■ **Work to complete**: Each record must be retyped in full. No character may differ.

■ **Material provided**:
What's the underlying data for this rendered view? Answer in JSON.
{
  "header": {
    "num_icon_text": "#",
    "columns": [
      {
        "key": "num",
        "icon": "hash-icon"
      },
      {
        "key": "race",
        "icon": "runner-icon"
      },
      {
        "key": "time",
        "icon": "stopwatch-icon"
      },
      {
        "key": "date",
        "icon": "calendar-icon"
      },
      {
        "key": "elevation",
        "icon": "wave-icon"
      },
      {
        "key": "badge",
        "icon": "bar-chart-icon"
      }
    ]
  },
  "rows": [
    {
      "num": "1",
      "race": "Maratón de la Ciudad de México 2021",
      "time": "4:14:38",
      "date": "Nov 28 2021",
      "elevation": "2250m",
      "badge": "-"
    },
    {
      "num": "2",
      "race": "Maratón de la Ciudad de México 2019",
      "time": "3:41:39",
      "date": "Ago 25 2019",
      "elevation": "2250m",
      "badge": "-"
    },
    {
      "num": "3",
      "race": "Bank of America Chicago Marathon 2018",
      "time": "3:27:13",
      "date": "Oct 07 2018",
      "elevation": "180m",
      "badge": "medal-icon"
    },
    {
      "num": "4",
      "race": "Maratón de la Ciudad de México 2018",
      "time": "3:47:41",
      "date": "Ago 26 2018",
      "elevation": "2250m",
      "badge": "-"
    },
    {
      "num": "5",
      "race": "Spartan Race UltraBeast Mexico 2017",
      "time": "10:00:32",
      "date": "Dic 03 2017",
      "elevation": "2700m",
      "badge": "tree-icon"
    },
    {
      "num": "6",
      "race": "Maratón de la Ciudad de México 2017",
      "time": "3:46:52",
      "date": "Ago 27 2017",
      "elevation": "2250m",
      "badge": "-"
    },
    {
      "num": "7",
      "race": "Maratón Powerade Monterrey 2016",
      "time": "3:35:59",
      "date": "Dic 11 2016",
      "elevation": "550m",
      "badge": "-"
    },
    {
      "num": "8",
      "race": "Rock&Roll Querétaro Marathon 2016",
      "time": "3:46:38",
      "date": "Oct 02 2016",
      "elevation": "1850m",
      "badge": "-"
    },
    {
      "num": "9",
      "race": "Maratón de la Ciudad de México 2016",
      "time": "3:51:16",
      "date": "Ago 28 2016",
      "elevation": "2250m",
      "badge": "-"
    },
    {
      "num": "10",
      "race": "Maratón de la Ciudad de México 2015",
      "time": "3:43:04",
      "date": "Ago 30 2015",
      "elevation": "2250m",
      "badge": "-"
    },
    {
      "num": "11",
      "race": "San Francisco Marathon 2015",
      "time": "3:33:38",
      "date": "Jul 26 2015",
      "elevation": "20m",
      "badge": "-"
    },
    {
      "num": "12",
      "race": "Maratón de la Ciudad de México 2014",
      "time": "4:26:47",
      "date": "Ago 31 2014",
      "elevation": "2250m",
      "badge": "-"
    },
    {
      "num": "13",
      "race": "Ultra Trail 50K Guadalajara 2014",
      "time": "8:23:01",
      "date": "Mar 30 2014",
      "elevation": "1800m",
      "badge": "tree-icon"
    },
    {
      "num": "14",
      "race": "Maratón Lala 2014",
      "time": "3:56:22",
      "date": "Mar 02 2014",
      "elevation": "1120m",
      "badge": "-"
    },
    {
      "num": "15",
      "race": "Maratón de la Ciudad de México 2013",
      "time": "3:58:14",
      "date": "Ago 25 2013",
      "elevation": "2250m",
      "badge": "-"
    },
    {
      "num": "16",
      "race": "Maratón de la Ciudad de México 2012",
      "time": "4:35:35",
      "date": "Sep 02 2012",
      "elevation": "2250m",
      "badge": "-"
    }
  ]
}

■ **Output for this exercise**:
What's the underlying data for this rendered view? Answer in JSON.
{
  "header": {
    "num_icon_text": "#",
    "columns": [
      {
        "key": "num",
        "icon": "hash-icon"
      },
      {
        "key": "race",
        "icon": "runner-icon"
      },
      {
        "key": "time",
        "icon": "stopwatch-icon"
      },
      {
        "key": "date",
        "icon": "calendar-icon"
      },
      {
        "key": "elevation",
        "icon": "wave-icon"
      },
      {
        "key": "badge",
        "icon": "bar-chart-icon"
      }
    ]
  },
  "rows": [
    {
      "num": "1",
      "race": "Maratón de la Ciudad de México 2021",
      "time": "4:14:38",
      "date": "Nov 28 2021",
      "elevation": "2250m",
      "badge": "-"
    },
    {
      "num": "2",
      "race": "Maratón de la Ciudad de México 2019",
      "time": "3:41:39",
      "date": "Ago 25 2019",
      "elevation": "2250m",
      "badge": "-"
    },
    {
      "num": "3",
      "race": "Bank of America Chicago Marathon 2018",
      "time": "3:27:13",
      "date": "Oct 07 2018",
      "elevation": "180m",
      "badge": "medal-icon"
    },
    {
      "num": "4",
      "race": "Maratón de la Ciudad de México 2018",
      "time": "3:47:41",
      "date": "Ago 26 2018",
      "elevation": "2250m",
      "badge": "-"
    },
    {
      "num": "5",
      "race": "Spartan Race UltraBeast Mexico 2017",
      "time": "10:00:32",
      "date": "Dic 03 2017",
      "elevation": "2700m",
      "badge": "tree-icon"
    },
    {
      "num": "6",
      "race": "Maratón de la Ciudad de México 2017",
      "time": "3:46:52",
      "date": "Ago 27 2017",
      "elevation": "2250m",
      "badge": "-"
    },
    {
      "num": "7",
      "race": "Maratón Powerade Monterrey 2016",
      "time": "3:35:59",
      "date": "Dic 11 2016",
      "elevation": "550m",
      "badge": "-"
    },
    {
      "num": "8",
      "race": "Rock&Roll Querétaro Marathon 2016",
      "time": "3:46:38",
      "date": "Oct 02 2016",
      "elevation": "1850m",
      "badge": "-"
    },
    {
      "num": "9",
      "race": "Maratón de la Ciudad de México 2016",
      "time": "3:51:16",
      "date": "Ago 28 2016",
      "elevation": "2250m",
      "badge": "-"
    },
    {
      "num": "10",
      "race": "Maratón de la Ciudad de México 2015",
      "time": "3:43:04",
      "date": "Ago 30 2015",
      "elevation": "2250m",
      "badge": "-"
    },
    {
      "num": "11",
      "race": "San Francisco Marathon 2015",
      "time": "3:33:38",
      "date": "Jul 26 2015",
      "elevation": "20m",
      "badge": "-"
    },
    {
      "num": "12",
      "race": "Maratón de la Ciudad de México 2014",
      "time": "4:26:47",
      "date": "Ago 31 2014",
      "elevation": "2250m",
      "badge": "-"
    },
    {
      "num": "13",
      "race": "Ultra Trail 50K Guadalajara 2014",
      "time": "8:23:01",
      "date": "Mar 30 2014",
      "elevation": "1800m",
      "badge": "tree-icon"
    },
    {
      "num": "14",
      "race": "Maratón Lala 2014",
      "time": "3:56:22",
      "date": "Mar 02 2014",
      "elevation": "1120m",
      "badge": "-"
    },
    {
      "num": "15",
      "race": "Maratón de la Ciudad de México 2013",
      "time": "3:58:14",
      "date": "Ago 25 2013",
      "elevation": "2250m",
      "badge": "-"
    },
    {
      "num": "16",
      "race": "Maratón de la Ciudad de México 2012",
      "time": "4:35:35",
      "date": "Sep 02 2012",
      "elevation": "2250m",
      "badge": "-"
    }
  ]
}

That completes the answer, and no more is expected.